*** Begin section ***

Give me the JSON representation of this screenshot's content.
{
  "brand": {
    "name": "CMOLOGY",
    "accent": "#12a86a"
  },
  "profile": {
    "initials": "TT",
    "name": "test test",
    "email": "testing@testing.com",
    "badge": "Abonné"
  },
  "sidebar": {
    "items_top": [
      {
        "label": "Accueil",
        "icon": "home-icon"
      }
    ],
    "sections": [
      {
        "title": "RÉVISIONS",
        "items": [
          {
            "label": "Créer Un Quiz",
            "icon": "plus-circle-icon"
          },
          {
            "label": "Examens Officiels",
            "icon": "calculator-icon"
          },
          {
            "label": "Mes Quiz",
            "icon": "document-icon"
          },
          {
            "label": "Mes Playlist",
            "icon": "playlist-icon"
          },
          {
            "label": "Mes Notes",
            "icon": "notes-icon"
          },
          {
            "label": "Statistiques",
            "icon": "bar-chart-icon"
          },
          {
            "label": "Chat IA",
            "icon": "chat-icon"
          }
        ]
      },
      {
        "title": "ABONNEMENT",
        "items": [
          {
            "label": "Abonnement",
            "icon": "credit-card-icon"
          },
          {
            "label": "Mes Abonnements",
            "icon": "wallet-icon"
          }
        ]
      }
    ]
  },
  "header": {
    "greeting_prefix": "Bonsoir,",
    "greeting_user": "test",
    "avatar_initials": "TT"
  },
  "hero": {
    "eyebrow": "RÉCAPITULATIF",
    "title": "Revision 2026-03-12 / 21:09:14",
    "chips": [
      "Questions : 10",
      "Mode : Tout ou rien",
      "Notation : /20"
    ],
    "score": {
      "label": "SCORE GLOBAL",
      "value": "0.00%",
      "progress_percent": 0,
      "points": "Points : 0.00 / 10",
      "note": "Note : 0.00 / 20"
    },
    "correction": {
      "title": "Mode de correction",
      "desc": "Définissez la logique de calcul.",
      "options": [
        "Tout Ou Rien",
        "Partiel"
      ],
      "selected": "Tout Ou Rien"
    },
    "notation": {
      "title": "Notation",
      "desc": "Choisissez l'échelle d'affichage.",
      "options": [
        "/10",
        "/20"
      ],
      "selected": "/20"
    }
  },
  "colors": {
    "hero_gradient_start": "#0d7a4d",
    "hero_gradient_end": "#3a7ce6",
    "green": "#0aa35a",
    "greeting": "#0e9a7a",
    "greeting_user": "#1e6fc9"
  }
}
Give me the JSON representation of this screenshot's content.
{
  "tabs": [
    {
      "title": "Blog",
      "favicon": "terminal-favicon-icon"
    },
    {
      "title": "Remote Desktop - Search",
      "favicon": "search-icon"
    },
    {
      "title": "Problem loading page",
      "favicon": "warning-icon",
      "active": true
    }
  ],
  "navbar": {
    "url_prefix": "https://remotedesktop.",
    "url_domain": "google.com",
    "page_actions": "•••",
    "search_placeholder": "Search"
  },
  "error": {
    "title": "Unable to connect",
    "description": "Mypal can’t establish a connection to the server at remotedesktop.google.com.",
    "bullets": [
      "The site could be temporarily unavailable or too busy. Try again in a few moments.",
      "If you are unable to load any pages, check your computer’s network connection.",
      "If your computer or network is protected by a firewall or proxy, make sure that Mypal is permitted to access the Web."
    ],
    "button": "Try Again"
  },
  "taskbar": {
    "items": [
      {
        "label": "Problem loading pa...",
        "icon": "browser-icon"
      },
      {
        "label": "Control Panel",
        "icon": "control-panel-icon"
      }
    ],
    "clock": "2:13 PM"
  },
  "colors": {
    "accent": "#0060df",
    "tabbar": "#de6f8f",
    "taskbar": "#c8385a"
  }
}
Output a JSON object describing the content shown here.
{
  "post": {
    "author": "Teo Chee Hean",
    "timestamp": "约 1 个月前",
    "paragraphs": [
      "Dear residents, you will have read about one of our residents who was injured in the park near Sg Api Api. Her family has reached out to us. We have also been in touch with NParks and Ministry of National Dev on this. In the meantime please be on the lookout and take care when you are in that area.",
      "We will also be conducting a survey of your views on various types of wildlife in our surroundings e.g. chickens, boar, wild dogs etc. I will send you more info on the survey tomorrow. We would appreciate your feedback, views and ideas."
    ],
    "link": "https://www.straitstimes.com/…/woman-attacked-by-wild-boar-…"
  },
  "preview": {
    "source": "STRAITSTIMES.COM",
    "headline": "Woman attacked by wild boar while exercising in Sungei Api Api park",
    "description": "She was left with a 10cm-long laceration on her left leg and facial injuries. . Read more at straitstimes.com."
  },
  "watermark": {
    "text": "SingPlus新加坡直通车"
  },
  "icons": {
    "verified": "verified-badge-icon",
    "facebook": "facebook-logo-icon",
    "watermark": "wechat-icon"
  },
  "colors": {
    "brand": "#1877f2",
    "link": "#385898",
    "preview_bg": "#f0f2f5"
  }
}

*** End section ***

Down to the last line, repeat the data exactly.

Give me the JSON representation of this screenshot's content.
{
  "brand": {
    "name": "CMOLOGY",
    "accent": "#12a86a"
  },
  "profile": {
    "initials": "TT",
    "name": "test test",
    "email": "testing@testing.com",
    "badge": "Abonné"
  },
  "sidebar": {
    "items_top": [
      {
        "label": "Accueil",
        "icon": "home-icon"
      }
    ],
    "sections": [
      {
        "title": "RÉVISIONS",
        "items": [
          {
            "label": "Créer Un Quiz",
            "icon": "plus-circle-icon"
          },
          {
            "label": "Examens Officiels",
            "icon": "calculator-icon"
          },
          {
            "label": "Mes Quiz",
            "icon": "document-icon"
          },
          {
            "label": "Mes Playlist",
            "icon": "playlist-icon"
          },
          {
            "label": "Mes Notes",
            "icon": "notes-icon"
          },
          {
            "label": "Statistiques",
            "icon": "bar-chart-icon"
          },
          {
            "label": "Chat IA",
            "icon": "chat-icon"
          }
        ]
      },
      {
        "title": "ABONNEMENT",
        "items": [
          {
            "label": "Abonnement",
            "icon": "credit-card-icon"
          },
          {
            "label": "Mes Abonnements",
            "icon": "wallet-icon"
          }
        ]
      }
    ]
  },
  "header": {
    "greeting_prefix": "Bonsoir,",
    "greeting_user": "test",
    "avatar_initials": "TT"
  },
  "hero": {
    "eyebrow": "RÉCAPITULATIF",
    "title": "Revision 2026-03-12 / 21:09:14",
    "chips": [
      "Questions : 10",
      "Mode : Tout ou rien",
      "Notation : /20"
    ],
    "score": {
      "label": "SCORE GLOBAL",
      "value": "0.00%",
      "progress_percent": 0,
      "points": "Points : 0.00 / 10",
      "note": "Note : 0.00 / 20"
    },
    "correction": {
      "title": "Mode de correction",
      "desc": "Définissez la logique de calcul.",
      "options": [
        "Tout Ou Rien",
        "Partiel"
      ],
      "selected": "Tout Ou Rien"
    },
    "notation": {
      "title": "Notation",
      "desc": "Choisissez l'échelle d'affichage.",
      "options": [
        "/10",
        "/20"
      ],
      "selected": "/20"
    }
  },
  "colors": {
    "hero_gradient_start": "#0d7a4d",
    "hero_gradient_end": "#3a7ce6",
    "green": "#0aa35a",
    "greeting": "#0e9a7a",
    "greeting_user": "#1e6fc9"
  }
}
Give me the JSON representation of this screenshot's content.
{
  "tabs": [
    {
      "title": "Blog",
      "favicon": "terminal-favicon-icon"
    },
    {
      "title": "Remote Desktop - Search",
      "favicon": "search-icon"
    },
    {
      "title": "Problem loading page",
      "favicon": "warning-icon",
      "active": true
    }
  ],
  "navbar": {
    "url_prefix": "https://remotedesktop.",
    "url_domain": "google.com",
    "page_actions": "•••",
    "search_placeholder": "Search"
  },
  "error": {
    "title": "Unable to connect",
    "description": "Mypal can’t establish a connection to the server at remotedesktop.google.com.",
    "bullets": [
      "The site could be temporarily unavailable or too busy. Try again in a few moments.",
      "If you are unable to load any pages, check your computer’s network connection.",
      "If your computer or network is protected by a firewall or proxy, make sure that Mypal is permitted to access the Web."
    ],
    "button": "Try Again"
  },
  "taskbar": {
    "items": [
      {
        "label": "Problem loading pa...",
        "icon": "browser-icon"
      },
      {
        "label": "Control Panel",
        "icon": "control-panel-icon"
      }
    ],
    "clock": "2:13 PM"
  },
  "colors": {
    "accent": "#0060df",
    "tabbar": "#de6f8f",
    "taskbar": "#c8385a"
  }
}
Output a JSON object describing the content shown here.
{
  "post": {
    "author": "Teo Chee Hean",
    "timestamp": "约 1 个月前",
    "paragraphs": [
      "Dear residents, you will have read about one of our residents who was injured in the park near Sg Api Api. Her family has reached out to us. We have also been in touch with NParks and Ministry of National Dev on this. In the meantime please be on the lookout and take care when you are in that area.",
      "We will also be conducting a survey of your views on various types of wildlife in our surroundings e.g. chickens, boar, wild dogs etc. I will send you more info on the survey tomorrow. We would appreciate your feedback, views and ideas."
    ],
    "link": "https://www.straitstimes.com/…/woman-attacked-by-wild-boar-…"
  },
  "preview": {
    "source": "STRAITSTIMES.COM",
    "headline": "Woman attacked by wild boar while exercising in Sungei Api Api park",
    "description": "She was left with a 10cm-long laceration on her left leg and facial injuries. . Read more at straitstimes.com."
  },
  "watermark": {
    "text": "SingPlus新加坡直通车"
  },
  "icons": {
    "verified": "verified-badge-icon",
    "facebook": "facebook-logo-icon",
    "watermark": "wechat-icon"
  },
  "colors": {
    "brand": "#1877f2",
    "link": "#385898",
    "preview_bg": "#f0f2f5"
  }
}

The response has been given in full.